**YOUR OBJECTIVE**
Using the records below, copy every line that holds the string "대한통운".
-- WORKING DATA follows --
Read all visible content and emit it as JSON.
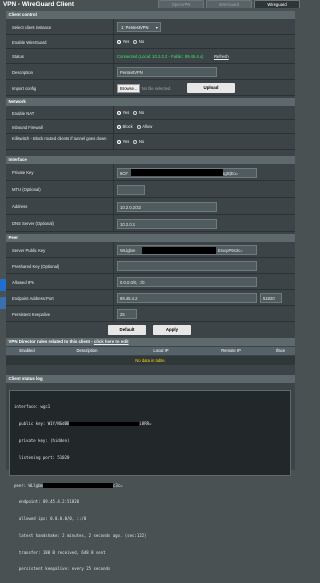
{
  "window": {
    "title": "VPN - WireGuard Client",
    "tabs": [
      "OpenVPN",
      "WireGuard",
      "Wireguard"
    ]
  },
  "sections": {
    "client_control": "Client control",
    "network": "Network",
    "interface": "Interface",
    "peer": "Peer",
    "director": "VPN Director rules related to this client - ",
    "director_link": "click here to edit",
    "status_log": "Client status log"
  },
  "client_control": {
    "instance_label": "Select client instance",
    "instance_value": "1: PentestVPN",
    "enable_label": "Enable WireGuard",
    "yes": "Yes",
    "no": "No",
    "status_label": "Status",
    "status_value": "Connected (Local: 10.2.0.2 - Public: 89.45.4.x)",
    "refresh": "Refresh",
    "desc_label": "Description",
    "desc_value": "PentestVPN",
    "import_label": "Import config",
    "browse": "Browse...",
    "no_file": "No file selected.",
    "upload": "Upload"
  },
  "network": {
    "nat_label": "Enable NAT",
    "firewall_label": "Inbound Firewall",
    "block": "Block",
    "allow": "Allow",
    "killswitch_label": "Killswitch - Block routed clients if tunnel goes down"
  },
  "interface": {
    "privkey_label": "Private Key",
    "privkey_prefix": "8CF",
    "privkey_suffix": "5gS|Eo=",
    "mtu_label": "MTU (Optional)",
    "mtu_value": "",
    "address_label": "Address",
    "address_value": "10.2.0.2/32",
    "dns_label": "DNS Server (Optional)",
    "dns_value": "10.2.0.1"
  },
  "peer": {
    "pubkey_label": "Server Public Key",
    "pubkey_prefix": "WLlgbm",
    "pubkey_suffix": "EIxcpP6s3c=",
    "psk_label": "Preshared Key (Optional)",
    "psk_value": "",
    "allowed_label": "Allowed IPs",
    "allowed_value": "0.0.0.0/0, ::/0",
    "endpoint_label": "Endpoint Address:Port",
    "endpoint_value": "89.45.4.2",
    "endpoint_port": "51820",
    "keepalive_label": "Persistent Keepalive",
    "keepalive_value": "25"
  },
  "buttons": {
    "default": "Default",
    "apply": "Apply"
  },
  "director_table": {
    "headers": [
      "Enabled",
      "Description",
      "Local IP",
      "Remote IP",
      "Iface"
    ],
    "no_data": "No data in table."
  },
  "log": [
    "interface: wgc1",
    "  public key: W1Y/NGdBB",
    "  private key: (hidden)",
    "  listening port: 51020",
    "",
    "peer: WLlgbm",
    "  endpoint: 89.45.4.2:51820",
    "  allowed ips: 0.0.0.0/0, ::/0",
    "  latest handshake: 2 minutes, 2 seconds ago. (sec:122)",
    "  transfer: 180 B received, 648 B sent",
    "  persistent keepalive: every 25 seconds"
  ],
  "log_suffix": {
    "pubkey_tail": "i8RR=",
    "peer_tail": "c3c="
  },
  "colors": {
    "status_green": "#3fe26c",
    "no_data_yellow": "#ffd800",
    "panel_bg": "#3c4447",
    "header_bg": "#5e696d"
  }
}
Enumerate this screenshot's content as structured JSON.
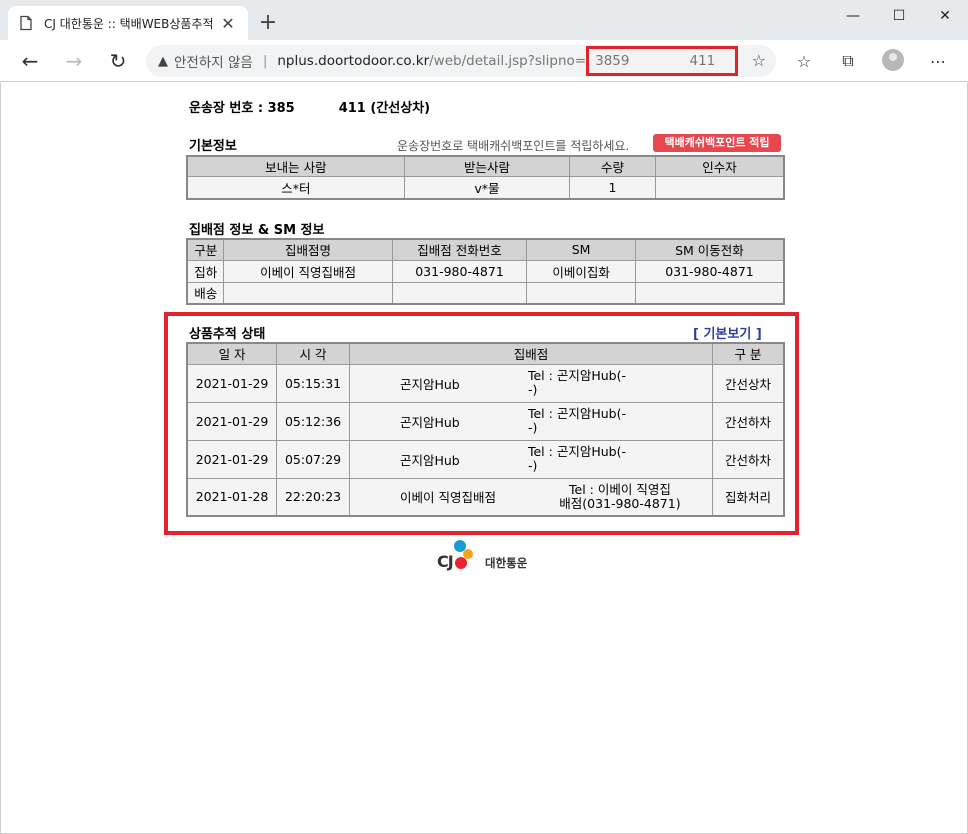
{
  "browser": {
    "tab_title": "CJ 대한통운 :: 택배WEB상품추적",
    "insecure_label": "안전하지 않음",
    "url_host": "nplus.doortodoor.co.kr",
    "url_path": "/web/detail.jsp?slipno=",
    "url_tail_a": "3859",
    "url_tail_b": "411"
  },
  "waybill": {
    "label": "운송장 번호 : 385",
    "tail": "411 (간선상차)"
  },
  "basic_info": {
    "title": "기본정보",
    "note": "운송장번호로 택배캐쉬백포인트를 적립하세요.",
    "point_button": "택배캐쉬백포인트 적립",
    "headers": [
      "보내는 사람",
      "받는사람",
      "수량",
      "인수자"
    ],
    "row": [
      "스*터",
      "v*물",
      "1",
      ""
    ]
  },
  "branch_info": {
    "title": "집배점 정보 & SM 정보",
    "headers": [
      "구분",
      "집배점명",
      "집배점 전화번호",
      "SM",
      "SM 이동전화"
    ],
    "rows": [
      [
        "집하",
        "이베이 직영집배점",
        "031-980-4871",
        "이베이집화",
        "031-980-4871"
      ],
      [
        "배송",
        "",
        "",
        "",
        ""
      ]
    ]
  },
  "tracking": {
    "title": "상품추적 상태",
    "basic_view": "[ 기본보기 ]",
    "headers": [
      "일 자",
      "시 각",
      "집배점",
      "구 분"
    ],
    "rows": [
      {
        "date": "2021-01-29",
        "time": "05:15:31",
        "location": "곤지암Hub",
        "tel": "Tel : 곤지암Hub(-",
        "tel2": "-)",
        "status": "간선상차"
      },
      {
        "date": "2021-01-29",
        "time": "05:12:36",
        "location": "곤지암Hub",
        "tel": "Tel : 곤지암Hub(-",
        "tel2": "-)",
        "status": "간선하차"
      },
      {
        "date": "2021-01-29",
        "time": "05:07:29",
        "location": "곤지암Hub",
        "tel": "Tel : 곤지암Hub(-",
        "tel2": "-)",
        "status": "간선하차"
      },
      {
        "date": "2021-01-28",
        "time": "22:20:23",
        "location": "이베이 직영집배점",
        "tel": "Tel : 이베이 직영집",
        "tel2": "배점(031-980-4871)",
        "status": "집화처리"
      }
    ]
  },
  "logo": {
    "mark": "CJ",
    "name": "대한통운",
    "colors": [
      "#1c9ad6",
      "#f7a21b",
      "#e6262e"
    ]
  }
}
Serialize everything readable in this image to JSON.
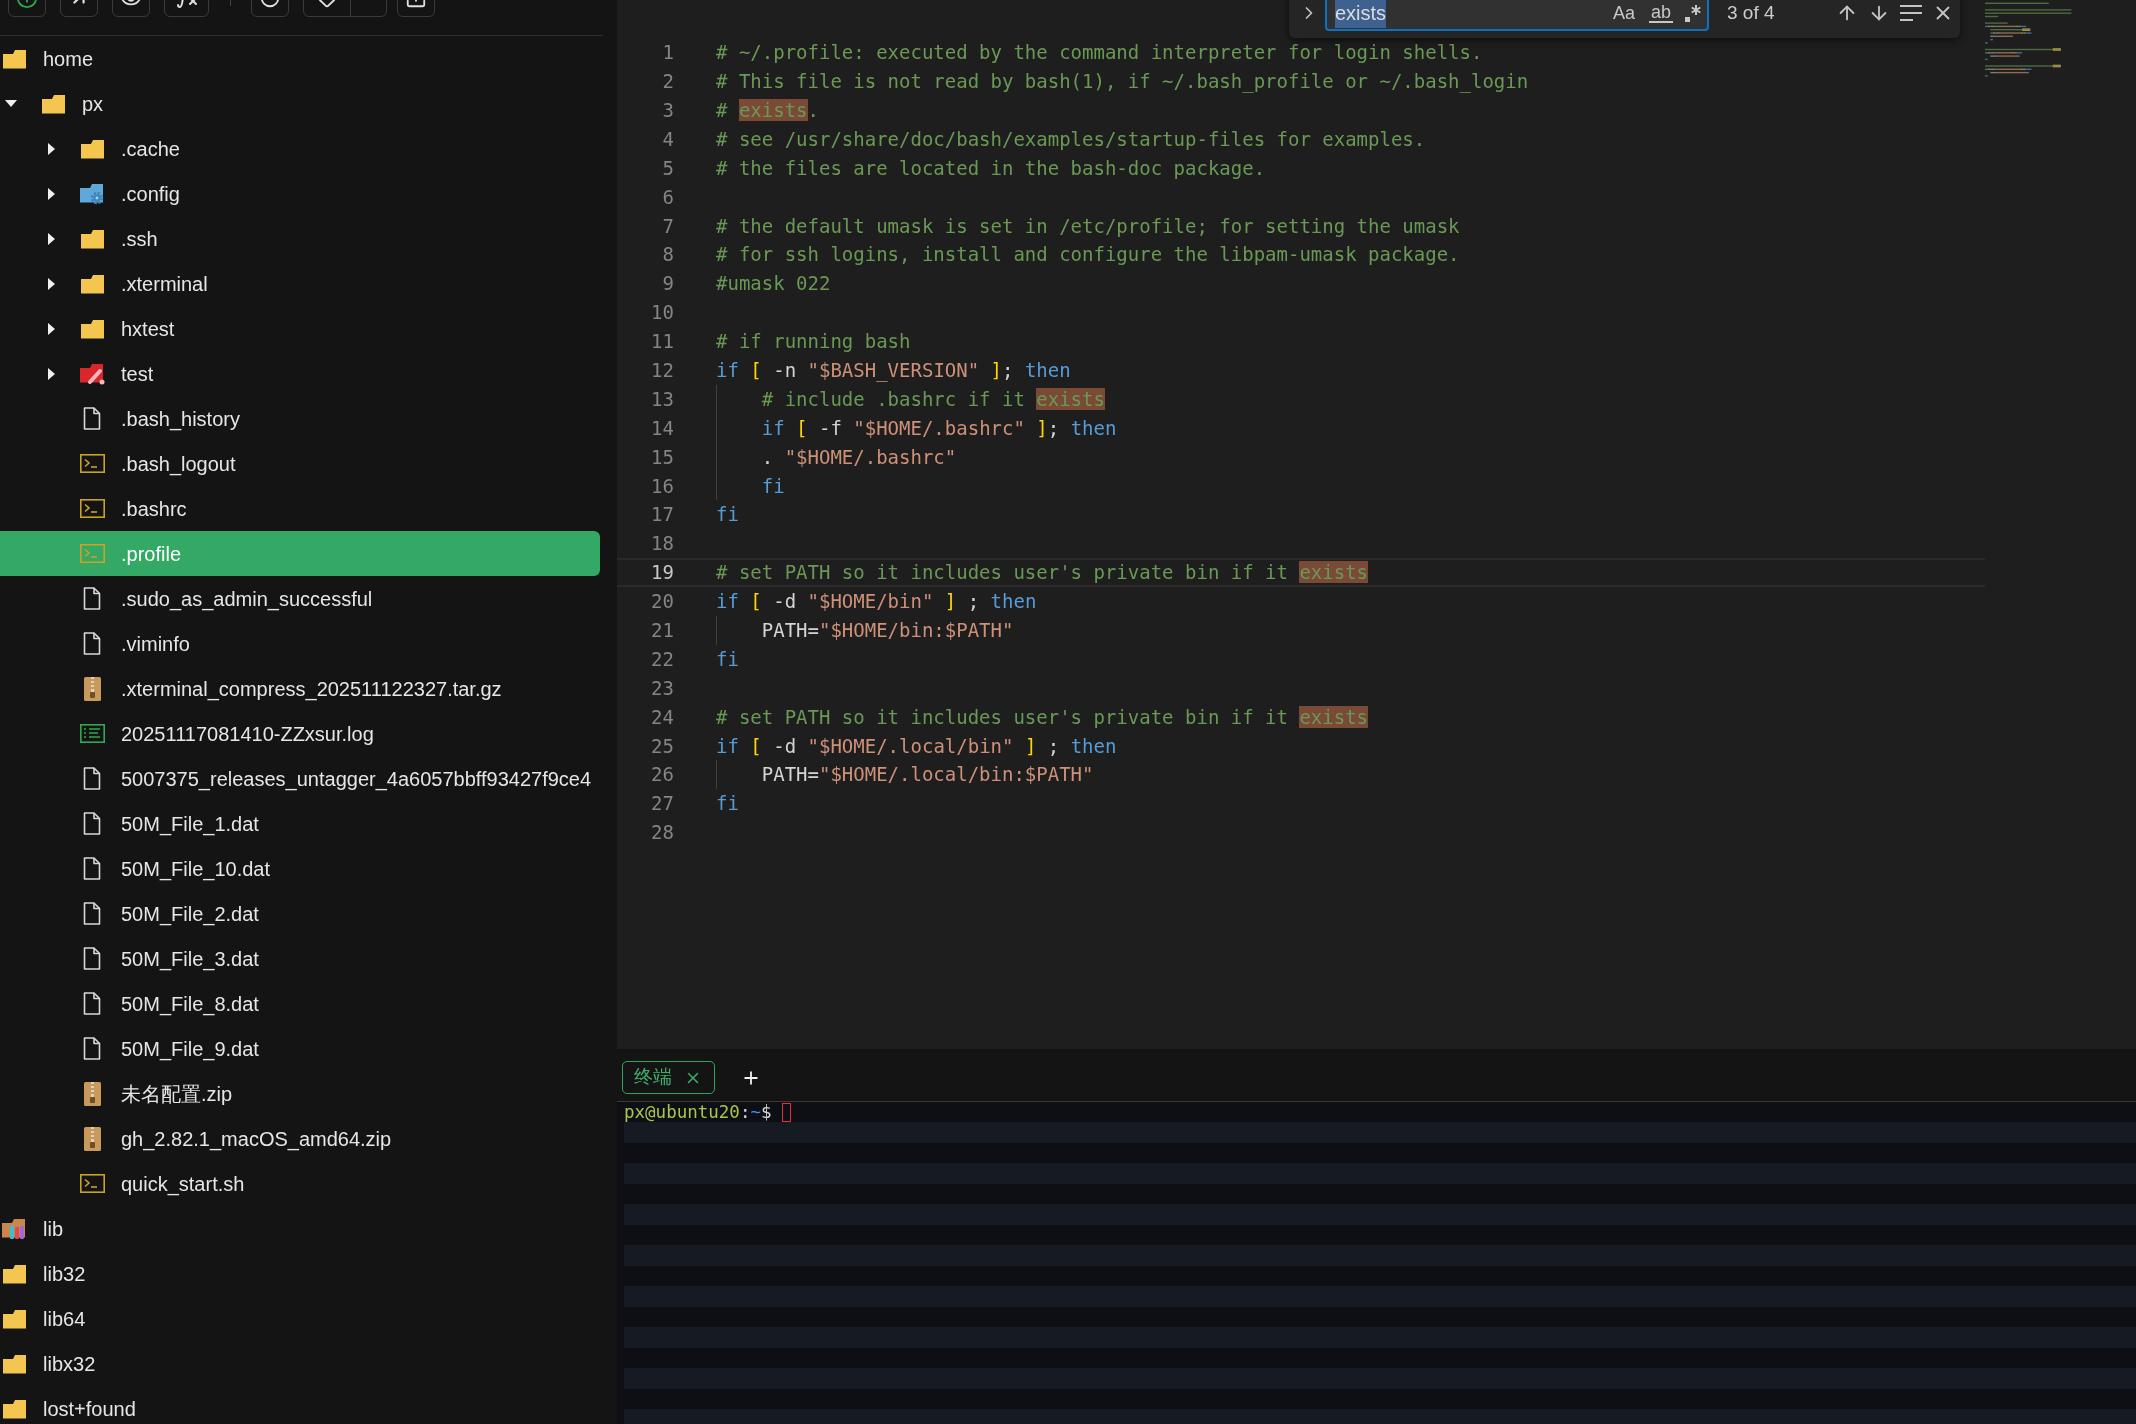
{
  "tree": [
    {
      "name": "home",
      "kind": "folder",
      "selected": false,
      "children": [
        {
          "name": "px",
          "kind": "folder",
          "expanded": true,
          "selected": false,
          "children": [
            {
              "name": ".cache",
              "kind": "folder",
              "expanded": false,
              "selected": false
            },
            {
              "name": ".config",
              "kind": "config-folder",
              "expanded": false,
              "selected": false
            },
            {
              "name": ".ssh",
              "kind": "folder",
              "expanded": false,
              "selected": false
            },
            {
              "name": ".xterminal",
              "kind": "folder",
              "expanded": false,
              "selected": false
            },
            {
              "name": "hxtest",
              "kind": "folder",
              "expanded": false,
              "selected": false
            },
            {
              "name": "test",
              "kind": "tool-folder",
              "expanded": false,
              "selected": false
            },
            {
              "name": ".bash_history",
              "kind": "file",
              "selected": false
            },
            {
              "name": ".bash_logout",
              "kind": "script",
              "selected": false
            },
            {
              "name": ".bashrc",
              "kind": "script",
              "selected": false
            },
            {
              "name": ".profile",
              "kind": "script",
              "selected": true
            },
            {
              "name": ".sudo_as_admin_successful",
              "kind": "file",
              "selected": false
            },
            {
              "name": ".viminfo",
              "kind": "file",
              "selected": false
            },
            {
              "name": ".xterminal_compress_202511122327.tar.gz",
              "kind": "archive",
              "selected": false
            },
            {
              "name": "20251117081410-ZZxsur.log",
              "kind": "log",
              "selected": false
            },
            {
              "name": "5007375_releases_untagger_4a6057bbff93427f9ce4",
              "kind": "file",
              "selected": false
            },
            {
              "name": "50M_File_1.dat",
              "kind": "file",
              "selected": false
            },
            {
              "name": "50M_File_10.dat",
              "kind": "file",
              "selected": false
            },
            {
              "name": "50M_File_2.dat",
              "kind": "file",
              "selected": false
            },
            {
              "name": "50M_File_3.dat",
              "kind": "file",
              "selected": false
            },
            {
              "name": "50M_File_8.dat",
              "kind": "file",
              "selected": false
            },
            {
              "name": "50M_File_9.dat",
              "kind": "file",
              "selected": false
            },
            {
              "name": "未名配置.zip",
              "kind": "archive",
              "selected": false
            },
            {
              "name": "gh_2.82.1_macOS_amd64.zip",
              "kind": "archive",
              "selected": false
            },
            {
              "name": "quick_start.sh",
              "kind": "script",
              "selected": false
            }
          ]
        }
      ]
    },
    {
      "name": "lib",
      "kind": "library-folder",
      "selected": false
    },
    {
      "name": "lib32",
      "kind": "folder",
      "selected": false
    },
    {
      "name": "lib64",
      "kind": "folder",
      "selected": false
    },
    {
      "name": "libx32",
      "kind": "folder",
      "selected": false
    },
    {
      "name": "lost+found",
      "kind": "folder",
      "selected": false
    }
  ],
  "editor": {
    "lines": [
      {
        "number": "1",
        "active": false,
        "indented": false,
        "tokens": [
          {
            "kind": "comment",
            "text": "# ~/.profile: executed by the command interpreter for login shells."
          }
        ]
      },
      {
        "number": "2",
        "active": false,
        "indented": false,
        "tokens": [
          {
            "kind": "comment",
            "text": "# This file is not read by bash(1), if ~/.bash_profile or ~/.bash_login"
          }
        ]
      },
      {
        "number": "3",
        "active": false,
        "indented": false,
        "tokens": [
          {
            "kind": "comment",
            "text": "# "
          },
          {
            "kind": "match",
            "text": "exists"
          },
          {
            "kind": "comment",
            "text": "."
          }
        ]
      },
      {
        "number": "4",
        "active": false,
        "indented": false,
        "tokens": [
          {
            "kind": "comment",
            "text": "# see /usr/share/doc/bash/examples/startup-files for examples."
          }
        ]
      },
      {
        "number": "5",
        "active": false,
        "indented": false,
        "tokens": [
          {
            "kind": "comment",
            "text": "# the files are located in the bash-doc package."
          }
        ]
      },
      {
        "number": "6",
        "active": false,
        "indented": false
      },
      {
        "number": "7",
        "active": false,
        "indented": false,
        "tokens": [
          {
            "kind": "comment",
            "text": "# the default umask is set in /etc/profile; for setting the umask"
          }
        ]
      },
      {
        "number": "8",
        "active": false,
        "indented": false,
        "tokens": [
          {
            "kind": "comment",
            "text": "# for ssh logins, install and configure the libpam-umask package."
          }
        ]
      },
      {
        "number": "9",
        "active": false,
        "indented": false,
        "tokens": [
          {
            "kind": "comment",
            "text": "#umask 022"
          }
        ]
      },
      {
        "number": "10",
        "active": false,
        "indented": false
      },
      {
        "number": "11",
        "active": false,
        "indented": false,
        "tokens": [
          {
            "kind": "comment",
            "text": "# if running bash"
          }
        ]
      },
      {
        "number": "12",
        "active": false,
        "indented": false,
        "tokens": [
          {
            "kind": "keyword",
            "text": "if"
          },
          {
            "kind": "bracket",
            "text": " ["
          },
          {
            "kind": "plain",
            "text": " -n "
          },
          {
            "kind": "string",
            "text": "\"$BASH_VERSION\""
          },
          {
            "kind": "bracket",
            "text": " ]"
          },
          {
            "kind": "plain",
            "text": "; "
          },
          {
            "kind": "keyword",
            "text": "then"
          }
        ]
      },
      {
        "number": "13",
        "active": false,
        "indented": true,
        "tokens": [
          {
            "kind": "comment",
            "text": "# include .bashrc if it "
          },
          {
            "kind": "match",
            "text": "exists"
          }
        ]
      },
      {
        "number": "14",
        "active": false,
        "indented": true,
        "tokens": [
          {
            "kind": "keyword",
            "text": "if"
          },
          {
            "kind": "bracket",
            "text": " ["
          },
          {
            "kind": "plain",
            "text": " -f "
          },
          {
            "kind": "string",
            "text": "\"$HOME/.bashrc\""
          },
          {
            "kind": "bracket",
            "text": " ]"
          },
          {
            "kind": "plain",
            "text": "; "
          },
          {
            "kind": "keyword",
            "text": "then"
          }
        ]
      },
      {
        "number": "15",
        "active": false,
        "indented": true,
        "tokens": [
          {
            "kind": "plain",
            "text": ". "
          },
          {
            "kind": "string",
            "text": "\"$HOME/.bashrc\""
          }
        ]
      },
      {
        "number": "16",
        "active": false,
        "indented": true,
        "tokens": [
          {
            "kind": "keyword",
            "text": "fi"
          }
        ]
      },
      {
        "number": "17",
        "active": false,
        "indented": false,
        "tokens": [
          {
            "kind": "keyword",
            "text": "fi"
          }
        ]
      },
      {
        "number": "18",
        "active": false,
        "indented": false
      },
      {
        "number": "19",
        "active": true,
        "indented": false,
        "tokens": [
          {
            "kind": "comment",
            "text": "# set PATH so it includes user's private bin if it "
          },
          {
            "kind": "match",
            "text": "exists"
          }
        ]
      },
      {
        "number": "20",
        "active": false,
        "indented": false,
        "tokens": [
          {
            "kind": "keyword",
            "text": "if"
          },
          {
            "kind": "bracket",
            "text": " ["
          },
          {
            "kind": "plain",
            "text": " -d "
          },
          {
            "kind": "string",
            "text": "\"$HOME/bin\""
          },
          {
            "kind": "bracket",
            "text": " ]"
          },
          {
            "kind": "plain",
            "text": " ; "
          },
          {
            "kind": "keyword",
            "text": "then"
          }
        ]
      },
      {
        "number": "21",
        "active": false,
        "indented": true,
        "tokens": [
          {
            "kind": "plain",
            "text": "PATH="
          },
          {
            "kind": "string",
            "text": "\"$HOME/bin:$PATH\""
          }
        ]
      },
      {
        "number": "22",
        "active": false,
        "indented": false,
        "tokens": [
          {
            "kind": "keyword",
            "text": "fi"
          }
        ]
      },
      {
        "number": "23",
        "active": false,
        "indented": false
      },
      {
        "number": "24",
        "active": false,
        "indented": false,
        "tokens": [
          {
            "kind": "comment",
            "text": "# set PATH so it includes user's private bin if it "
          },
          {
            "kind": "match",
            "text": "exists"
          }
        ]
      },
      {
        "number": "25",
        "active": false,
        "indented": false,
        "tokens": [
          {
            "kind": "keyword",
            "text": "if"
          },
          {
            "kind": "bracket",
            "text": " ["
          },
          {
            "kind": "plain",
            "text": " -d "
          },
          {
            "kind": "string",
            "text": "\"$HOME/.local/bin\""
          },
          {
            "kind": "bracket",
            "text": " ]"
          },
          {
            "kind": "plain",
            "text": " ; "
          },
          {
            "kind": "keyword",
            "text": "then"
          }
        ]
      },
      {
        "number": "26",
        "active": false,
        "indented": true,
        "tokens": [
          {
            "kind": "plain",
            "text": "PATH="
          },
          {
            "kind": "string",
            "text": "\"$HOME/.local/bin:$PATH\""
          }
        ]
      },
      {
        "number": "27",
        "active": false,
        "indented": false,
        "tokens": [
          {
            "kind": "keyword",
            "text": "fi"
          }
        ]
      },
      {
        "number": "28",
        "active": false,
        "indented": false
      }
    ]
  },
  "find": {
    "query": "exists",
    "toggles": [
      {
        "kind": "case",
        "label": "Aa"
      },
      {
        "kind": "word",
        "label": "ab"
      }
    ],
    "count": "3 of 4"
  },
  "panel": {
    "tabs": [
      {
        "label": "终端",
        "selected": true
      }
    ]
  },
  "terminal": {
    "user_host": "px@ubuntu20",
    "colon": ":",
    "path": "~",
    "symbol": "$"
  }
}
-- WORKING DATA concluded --
**OUTPUT FOR THIS TASK**
    "tab_title": "CJ 대한통운 :: 택배WEB상품추적",
    "name": "대한통운",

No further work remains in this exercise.